In fact, even the U.S. government website notes that “open skies agreements have significantly increased international passenger and cargo flights to and from the United States, promoting more travel and trade, increasing productivity and stimulating quality jobs and economic growth.” Previously, the United States entered into open skies agreements with more than 100 nations covering the four corners of the world. In addition to this agreement, the United States is also a signatory to the 2001 multilateral agreement on the liberalisation of international air transport with New Zealand, Singapore, Brunei and Chile, as well as the 2007 Air Services Agreement with the European Community and its 27 Member States. Open-air agreements are being negotiated around the world, involving the European Union, the Association of Southeast Asian Nations, Turkey and much more. These agreements all have the potential to open up new regions for convenient, affordable and comfortable travel. The contract disappointed European airlines because they felt chosen for US airlines: while US airlines are allowed to operate flights within the EU (when it is an all-cargo flight or a passenger flight, if this is the second leg of a flight launched in the United States), European airlines are not allowed to fly intra-U.S. flights, nor can they acquire a controlling interest in the an American operator.  The agreement replaced and replaced the old open skies agreements between the United States and some European countries. Outdoor agreements could be the most important and least discussed part of your international trip. From the airlines you choose, to the destinations they offer, to the flight plan, all are affected by the open skies agreements. Today we`ll take a look at what open-ski agreements are, how they support your current travels, criticism of the concept and the opportunities that new agreements could offer in the future.

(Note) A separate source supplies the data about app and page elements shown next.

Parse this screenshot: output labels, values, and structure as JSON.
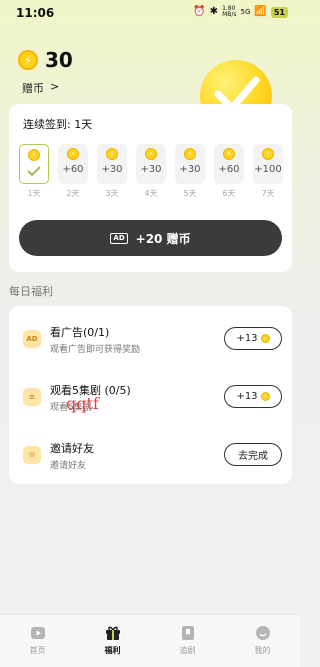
{
  "status_bar": {
    "time": "11:06",
    "net_speed_top": "1.80",
    "net_speed_bottom": "MB/s",
    "network": "5G",
    "battery": "51"
  },
  "header": {
    "balance": "30",
    "coin_label": "赠币",
    "coin_label_arrow": ">"
  },
  "signin": {
    "title": "连续签到: 1天",
    "days": [
      {
        "amount": "",
        "label": "1天",
        "signed": true
      },
      {
        "amount": "+60",
        "label": "2天",
        "signed": false
      },
      {
        "amount": "+30",
        "label": "3天",
        "signed": false
      },
      {
        "amount": "+30",
        "label": "4天",
        "signed": false
      },
      {
        "amount": "+30",
        "label": "5天",
        "signed": false
      },
      {
        "amount": "+60",
        "label": "6天",
        "signed": false
      },
      {
        "amount": "+100",
        "label": "7天",
        "signed": false
      }
    ],
    "ad_tag": "AD",
    "ad_button_label": "+20 赠币"
  },
  "daily": {
    "section_title": "每日福利",
    "tasks": [
      {
        "name": "看广告(0/1)",
        "desc": "观看广告即可获得奖励",
        "button": "+13",
        "icon": "ad-icon"
      },
      {
        "name": "观看5集剧 (0/5)",
        "desc": "观看5集剧",
        "button": "+13",
        "icon": "stack-icon"
      },
      {
        "name": "邀请好友",
        "desc": "邀请好友",
        "button": "去完成",
        "icon": "mail-icon"
      }
    ],
    "watermark": "qqtf"
  },
  "tabbar": {
    "items": [
      {
        "label": "首页",
        "icon": "play-icon",
        "active": false
      },
      {
        "label": "福利",
        "icon": "gift-icon",
        "active": true
      },
      {
        "label": "追剧",
        "icon": "bookmark-icon",
        "active": false
      },
      {
        "label": "我的",
        "icon": "profile-icon",
        "active": false
      }
    ]
  },
  "colors": {
    "accent_green": "#b7c94a",
    "coin_yellow": "#ffd21a",
    "dark_button": "#3b3b3b"
  }
}
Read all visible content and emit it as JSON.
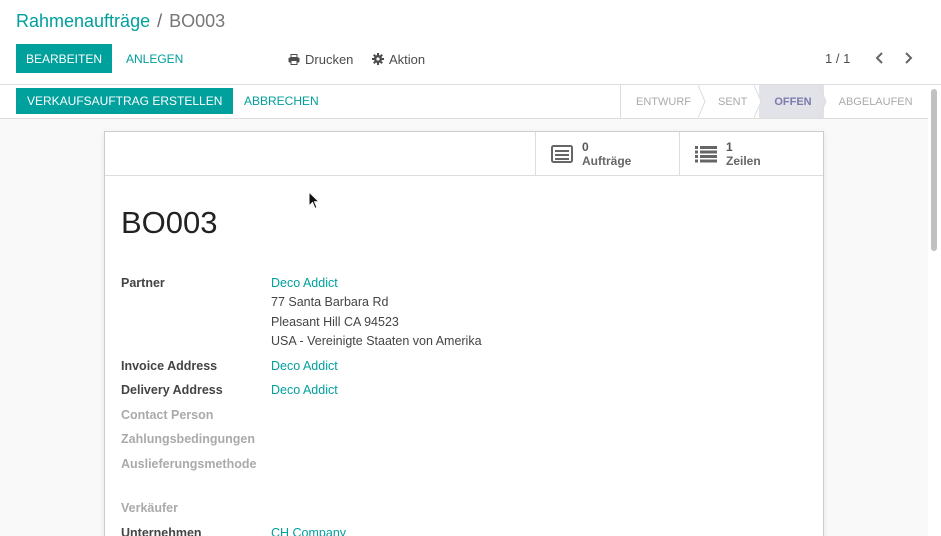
{
  "breadcrumb": {
    "parent": "Rahmenaufträge",
    "separator": "/",
    "current": "BO003"
  },
  "toolbar": {
    "edit_label": "Bearbeiten",
    "create_label": "Anlegen",
    "print_label": "Drucken",
    "action_label": "Aktion"
  },
  "pager": {
    "value": "1 / 1"
  },
  "statusbar": {
    "create_sale_label": "Verkaufsauftrag erstellen",
    "cancel_label": "Abbrechen",
    "states": [
      "Entwurf",
      "Sent",
      "Offen",
      "Abgelaufen"
    ],
    "active_state": "Offen"
  },
  "smart_buttons": [
    {
      "count": "0",
      "label": "Aufträge",
      "icon": "list-alt-icon"
    },
    {
      "count": "1",
      "label": "Zeilen",
      "icon": "list-icon"
    }
  ],
  "record": {
    "title": "BO003",
    "partner_label": "Partner",
    "partner_value": "Deco Addict",
    "partner_address_1": "77 Santa Barbara Rd",
    "partner_address_2": "Pleasant Hill CA 94523",
    "partner_address_3": "USA - Vereinigte Staaten von Amerika",
    "invoice_label": "Invoice Address",
    "invoice_value": "Deco Addict",
    "delivery_label": "Delivery Address",
    "delivery_value": "Deco Addict",
    "contact_label": "Contact Person",
    "payment_terms_label": "Zahlungsbedingungen",
    "shipping_method_label": "Auslieferungsmethode",
    "salesperson_label": "Verkäufer",
    "company_label": "Unternehmen",
    "company_value": "CH Company"
  },
  "colors": {
    "accent": "#00a09d",
    "active_state_bg": "#e2e2e9",
    "active_state_text": "#7c7bad"
  }
}
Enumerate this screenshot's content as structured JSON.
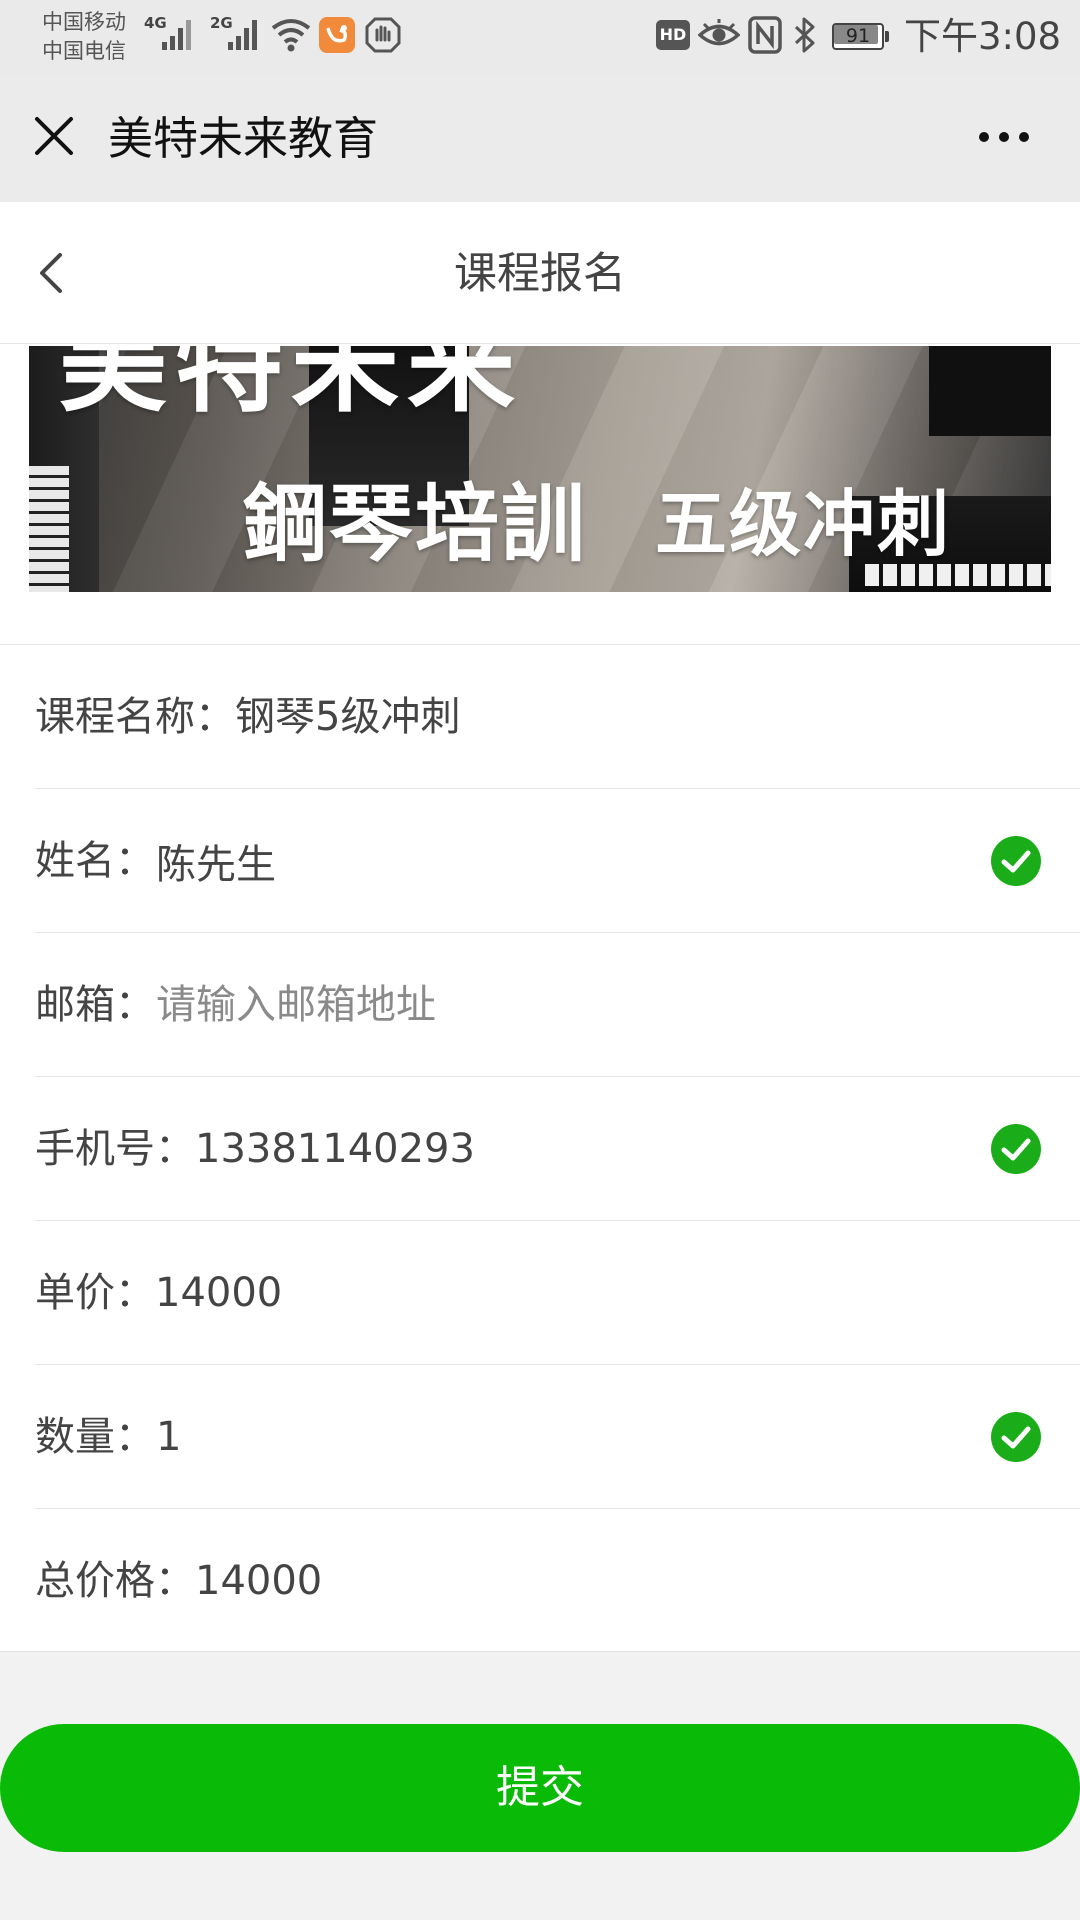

While existing open ski agreements are generally welcomed in a fairly positive way, some aspects of the treaties are still subject to criticism. Allegations have been made that the legislation in question favours certain countries too much and that it does not adequately promote the fair trading conditions they are supposed to create. The Open Skies policy covers nine air freedoms, as defined under the International Civil Aviation Convention (also the Chicago Convention), signed in Chicago in 1944. The freedoms are as follows, cited by the International Civil Aviation Organization (ICAO), the body that established and governs the Chicago Convention.  The “open skies” treaty is indefinite and open to the accession of other states. The republics of the former Soviet Union (U.S.S.R.), which are not yet contracting parties, can join at any time.